Entries from a dataset of interfaces
•••••

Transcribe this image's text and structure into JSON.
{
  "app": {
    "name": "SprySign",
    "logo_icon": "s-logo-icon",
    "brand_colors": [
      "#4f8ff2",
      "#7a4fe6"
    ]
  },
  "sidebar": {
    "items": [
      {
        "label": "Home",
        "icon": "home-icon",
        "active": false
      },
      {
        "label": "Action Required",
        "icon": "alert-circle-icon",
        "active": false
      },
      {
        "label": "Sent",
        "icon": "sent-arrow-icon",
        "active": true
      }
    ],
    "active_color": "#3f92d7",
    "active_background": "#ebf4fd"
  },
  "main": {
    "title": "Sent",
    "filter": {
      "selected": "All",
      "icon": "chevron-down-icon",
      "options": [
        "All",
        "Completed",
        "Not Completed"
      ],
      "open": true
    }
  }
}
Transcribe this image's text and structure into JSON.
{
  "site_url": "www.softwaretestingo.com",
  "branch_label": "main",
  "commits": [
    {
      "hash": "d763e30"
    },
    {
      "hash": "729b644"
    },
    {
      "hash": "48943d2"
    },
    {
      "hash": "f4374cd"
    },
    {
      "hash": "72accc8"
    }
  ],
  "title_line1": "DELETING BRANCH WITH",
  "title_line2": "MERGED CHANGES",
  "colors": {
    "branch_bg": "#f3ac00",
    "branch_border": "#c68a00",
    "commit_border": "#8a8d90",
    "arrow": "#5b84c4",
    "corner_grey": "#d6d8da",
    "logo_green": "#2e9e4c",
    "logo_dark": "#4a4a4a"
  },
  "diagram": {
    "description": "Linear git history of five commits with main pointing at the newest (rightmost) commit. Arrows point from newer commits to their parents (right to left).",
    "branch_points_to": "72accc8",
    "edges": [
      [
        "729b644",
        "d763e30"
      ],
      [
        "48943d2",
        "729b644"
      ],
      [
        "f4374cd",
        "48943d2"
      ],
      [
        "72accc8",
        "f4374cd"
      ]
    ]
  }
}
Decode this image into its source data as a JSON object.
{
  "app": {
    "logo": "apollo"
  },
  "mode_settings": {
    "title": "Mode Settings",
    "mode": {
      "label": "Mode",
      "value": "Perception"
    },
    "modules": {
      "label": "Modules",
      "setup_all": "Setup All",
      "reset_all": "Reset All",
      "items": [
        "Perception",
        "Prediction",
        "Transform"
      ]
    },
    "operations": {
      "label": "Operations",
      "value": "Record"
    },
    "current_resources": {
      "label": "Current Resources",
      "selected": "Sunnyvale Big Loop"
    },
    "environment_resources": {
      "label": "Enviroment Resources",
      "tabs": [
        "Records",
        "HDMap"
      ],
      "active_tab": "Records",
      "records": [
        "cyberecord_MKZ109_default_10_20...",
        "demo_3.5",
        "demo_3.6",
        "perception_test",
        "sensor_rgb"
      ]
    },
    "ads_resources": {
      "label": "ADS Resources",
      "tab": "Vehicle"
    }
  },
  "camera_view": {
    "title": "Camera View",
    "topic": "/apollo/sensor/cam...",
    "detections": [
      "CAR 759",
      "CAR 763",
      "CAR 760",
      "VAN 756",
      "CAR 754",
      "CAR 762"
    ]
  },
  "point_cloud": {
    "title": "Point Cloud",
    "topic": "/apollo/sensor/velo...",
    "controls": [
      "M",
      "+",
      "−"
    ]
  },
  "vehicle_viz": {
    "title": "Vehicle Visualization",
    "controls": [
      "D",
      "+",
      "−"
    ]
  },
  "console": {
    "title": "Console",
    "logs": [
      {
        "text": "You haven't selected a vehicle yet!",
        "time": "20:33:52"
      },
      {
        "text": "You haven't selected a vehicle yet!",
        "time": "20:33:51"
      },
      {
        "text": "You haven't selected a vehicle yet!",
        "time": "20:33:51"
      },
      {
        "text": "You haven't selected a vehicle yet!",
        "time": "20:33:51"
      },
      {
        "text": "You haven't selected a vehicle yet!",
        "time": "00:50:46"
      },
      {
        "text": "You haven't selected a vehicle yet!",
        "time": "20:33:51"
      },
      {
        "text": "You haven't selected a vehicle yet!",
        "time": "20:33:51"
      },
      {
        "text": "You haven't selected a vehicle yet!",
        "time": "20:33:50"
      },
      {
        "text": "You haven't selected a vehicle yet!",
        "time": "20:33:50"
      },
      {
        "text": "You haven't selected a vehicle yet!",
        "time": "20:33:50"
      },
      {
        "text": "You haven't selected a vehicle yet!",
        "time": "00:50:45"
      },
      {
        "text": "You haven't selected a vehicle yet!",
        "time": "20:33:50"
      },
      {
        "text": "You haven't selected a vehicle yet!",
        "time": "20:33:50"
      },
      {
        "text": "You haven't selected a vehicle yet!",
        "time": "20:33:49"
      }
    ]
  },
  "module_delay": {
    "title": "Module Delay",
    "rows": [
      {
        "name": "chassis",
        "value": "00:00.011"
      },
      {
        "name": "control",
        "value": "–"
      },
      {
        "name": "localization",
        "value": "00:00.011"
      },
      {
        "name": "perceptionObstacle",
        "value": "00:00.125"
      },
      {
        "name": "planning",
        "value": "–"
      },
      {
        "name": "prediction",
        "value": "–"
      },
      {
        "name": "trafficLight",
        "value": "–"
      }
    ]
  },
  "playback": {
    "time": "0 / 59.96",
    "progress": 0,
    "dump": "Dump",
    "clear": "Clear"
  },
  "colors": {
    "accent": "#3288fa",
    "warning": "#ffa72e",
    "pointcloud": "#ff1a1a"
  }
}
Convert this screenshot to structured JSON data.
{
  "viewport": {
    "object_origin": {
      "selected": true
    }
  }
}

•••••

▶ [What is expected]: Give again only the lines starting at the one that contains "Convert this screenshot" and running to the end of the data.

▶ [Exercise output]:
Convert this screenshot to structured JSON data.
{
  "viewport": {
    "object_origin": {
      "selected": true
    }
  }
}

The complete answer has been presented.